**GOAL OF THE EXERCISE**
Search the records below for the word "name", then return every line where it appears.

**PROVIDED RECORDS**
BEGIN
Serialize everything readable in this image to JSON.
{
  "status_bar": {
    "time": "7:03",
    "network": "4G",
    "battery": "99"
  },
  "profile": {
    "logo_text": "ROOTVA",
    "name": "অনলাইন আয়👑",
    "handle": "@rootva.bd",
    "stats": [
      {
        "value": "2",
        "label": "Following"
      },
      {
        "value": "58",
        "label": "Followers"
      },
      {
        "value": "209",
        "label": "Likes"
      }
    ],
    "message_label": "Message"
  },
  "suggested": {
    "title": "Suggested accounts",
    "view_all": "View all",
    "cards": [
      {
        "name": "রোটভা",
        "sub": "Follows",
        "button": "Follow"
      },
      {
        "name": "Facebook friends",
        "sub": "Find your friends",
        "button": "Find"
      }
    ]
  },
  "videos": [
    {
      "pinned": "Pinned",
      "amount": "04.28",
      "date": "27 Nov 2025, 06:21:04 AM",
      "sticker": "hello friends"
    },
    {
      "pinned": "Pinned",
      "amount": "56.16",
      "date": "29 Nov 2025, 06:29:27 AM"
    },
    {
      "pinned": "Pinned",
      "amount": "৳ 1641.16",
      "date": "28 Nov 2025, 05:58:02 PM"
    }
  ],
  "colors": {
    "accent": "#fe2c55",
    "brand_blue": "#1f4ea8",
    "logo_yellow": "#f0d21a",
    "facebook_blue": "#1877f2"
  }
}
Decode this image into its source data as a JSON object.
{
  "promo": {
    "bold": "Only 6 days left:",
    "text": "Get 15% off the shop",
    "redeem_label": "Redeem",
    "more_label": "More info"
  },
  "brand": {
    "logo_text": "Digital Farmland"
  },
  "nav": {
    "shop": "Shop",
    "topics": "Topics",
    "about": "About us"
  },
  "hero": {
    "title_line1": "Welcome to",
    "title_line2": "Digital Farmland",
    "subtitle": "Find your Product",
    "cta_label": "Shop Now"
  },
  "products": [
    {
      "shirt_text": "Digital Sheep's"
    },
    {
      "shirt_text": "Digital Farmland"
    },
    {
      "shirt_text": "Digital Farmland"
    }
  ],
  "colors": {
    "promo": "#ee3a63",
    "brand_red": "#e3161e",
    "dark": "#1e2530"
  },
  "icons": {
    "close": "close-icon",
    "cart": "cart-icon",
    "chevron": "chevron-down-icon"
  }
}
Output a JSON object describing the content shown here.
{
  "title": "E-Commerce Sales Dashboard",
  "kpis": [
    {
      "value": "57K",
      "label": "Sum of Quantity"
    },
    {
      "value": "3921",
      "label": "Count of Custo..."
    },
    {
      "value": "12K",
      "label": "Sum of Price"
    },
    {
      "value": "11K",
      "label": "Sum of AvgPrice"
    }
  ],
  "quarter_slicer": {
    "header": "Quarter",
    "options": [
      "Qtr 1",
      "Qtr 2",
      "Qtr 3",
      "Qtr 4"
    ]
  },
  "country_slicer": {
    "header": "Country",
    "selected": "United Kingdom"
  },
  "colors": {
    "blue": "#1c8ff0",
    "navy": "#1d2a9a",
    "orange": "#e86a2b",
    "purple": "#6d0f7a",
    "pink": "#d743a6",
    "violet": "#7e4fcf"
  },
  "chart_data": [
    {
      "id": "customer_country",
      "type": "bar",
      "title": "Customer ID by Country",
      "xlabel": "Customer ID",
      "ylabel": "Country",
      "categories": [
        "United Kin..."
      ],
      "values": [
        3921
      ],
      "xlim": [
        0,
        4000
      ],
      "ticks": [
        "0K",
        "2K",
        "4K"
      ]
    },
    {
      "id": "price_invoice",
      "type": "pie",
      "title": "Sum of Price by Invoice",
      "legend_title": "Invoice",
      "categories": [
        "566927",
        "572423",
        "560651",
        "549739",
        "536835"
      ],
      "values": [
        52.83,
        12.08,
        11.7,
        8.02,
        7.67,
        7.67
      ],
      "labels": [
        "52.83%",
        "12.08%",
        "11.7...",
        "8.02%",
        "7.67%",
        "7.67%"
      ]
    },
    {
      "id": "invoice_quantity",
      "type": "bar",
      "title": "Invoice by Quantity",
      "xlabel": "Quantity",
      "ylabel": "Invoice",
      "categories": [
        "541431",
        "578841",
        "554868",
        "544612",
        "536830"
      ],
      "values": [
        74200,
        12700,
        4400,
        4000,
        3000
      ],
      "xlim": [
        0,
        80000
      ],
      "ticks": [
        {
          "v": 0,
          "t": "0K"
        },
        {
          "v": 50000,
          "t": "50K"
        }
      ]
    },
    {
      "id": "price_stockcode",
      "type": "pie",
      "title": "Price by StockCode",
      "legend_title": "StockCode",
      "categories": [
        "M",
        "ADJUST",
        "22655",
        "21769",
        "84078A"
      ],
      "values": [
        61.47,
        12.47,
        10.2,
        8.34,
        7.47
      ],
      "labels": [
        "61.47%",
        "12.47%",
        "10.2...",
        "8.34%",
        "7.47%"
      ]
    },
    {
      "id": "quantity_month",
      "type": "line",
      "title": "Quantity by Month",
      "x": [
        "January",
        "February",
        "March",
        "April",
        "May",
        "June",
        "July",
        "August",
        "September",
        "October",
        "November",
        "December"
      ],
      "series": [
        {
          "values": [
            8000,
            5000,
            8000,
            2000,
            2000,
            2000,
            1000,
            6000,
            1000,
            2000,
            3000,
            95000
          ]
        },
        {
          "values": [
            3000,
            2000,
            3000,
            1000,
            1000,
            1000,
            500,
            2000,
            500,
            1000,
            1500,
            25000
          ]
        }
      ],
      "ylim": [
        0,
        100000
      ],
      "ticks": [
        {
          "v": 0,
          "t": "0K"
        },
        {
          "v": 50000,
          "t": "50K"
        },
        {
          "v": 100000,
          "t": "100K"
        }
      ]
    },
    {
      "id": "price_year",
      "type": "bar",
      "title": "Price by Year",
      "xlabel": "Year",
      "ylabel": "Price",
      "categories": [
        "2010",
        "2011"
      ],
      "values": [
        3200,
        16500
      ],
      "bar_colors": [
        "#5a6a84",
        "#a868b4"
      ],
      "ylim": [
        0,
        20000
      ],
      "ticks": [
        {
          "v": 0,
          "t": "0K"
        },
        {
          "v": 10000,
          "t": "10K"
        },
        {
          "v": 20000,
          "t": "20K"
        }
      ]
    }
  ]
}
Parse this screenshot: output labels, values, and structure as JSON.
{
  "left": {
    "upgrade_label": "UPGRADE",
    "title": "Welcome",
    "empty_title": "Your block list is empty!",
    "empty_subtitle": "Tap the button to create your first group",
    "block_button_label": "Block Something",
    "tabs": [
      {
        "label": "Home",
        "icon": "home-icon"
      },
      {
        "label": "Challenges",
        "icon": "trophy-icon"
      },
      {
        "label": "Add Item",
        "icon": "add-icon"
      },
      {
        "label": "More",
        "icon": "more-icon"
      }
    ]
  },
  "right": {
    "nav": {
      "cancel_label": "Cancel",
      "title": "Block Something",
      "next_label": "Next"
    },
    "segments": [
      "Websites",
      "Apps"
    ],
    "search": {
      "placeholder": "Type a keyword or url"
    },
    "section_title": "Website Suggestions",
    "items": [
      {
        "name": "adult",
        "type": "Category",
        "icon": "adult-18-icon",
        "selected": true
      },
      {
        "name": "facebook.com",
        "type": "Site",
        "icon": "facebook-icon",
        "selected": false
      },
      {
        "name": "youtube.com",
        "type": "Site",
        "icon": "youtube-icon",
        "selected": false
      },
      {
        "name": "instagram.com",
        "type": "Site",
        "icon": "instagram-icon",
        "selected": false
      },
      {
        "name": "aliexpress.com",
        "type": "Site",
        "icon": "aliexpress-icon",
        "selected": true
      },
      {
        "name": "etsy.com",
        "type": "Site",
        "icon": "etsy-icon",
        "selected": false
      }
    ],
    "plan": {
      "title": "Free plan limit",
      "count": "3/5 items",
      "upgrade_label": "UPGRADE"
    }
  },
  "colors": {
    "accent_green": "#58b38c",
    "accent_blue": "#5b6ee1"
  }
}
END
**RESULT**
    "name": "অনলাইন আয়👑",
        "name": "রোটভা",
        "name": "Facebook friends",
        "name": "adult",
        "name": "facebook.com",
        "name": "youtube.com",
        "name": "instagram.com",
        "name": "aliexpress.com",
        "name": "etsy.com",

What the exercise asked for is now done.